**Action item**: Each line of the records must appear in your answer exactly, with no pictures.

**Material provided**:
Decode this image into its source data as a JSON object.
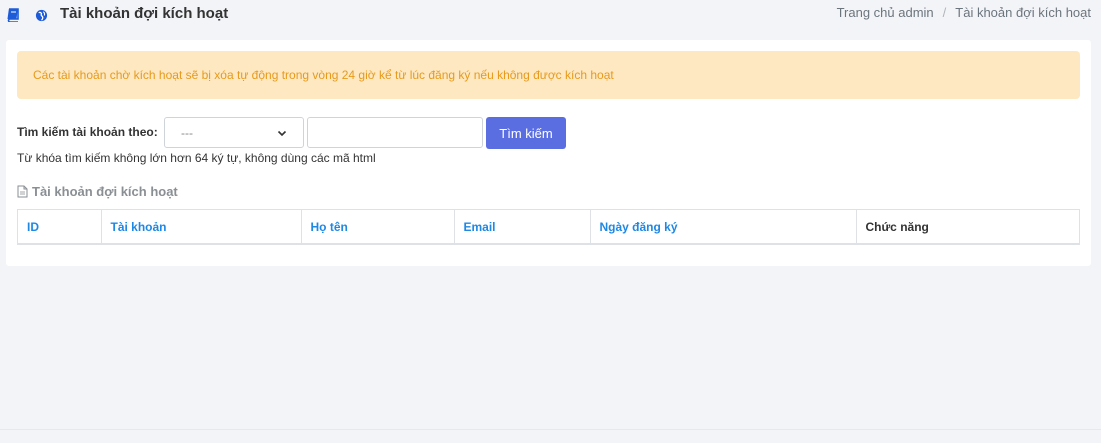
{
  "header": {
    "title": "Tài khoản đợi kích hoạt",
    "breadcrumb": {
      "home": "Trang chủ admin",
      "separator": "/",
      "current": "Tài khoản đợi kích hoạt"
    }
  },
  "alert": {
    "text": "Các tài khoản chờ kích hoạt sẽ bị xóa tự động trong vòng 24 giờ kể từ lúc đăng ký nếu không được kích hoạt"
  },
  "search": {
    "label": "Tìm kiếm tài khoản theo:",
    "select_value": "---",
    "input_value": "",
    "button_label": "Tìm kiếm",
    "hint": "Từ khóa tìm kiếm không lớn hơn 64 ký tự, không dùng các mã html"
  },
  "section": {
    "title": "Tài khoản đợi kích hoạt"
  },
  "table": {
    "columns": [
      "ID",
      "Tài khoản",
      "Họ tên",
      "Email",
      "Ngày đăng ký",
      "Chức năng"
    ]
  },
  "colors": {
    "primary": "#5b6ee1",
    "link": "#1e88e5",
    "alert_bg": "#fde8c2",
    "alert_text": "#e79a1c"
  }
}
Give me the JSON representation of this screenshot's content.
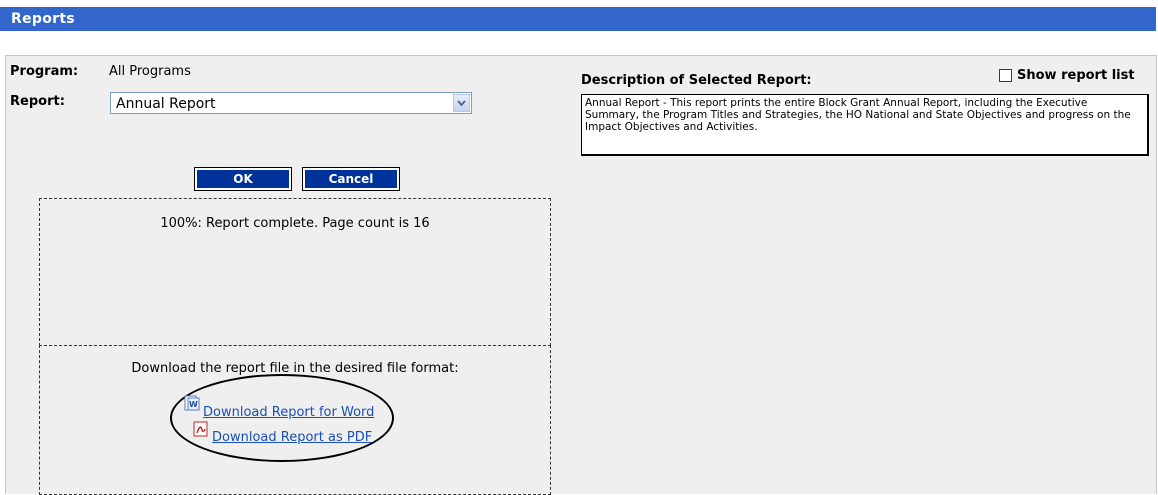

**Written response**:
Decode this image into its source data as a JSON object.
{
  "header": {
    "title": "Tài khoản đợi kích hoạt",
    "breadcrumb": {
      "home": "Trang chủ admin",
      "separator": "/",
      "current": "Tài khoản đợi kích hoạt"
    }
  },
  "alert": {
    "text": "Các tài khoản chờ kích hoạt sẽ bị xóa tự động trong vòng 24 giờ kể từ lúc đăng ký nếu không được kích hoạt"
  },
  "search": {
    "label": "Tìm kiếm tài khoản theo:",
    "select_value": "---",
    "input_value": "",
    "button_label": "Tìm kiếm",
    "hint": "Từ khóa tìm kiếm không lớn hơn 64 ký tự, không dùng các mã html"
  },
  "section": {
    "title": "Tài khoản đợi kích hoạt"
  },
  "table": {
    "columns": [
      "ID",
      "Tài khoản",
      "Họ tên",
      "Email",
      "Ngày đăng ký",
      "Chức năng"
    ]
  },
  "colors": {
    "primary": "#5b6ee1",
    "link": "#1e88e5",
    "alert_bg": "#fde8c2",
    "alert_text": "#e79a1c"
  }
}
Give me the JSON representation of this screenshot's content.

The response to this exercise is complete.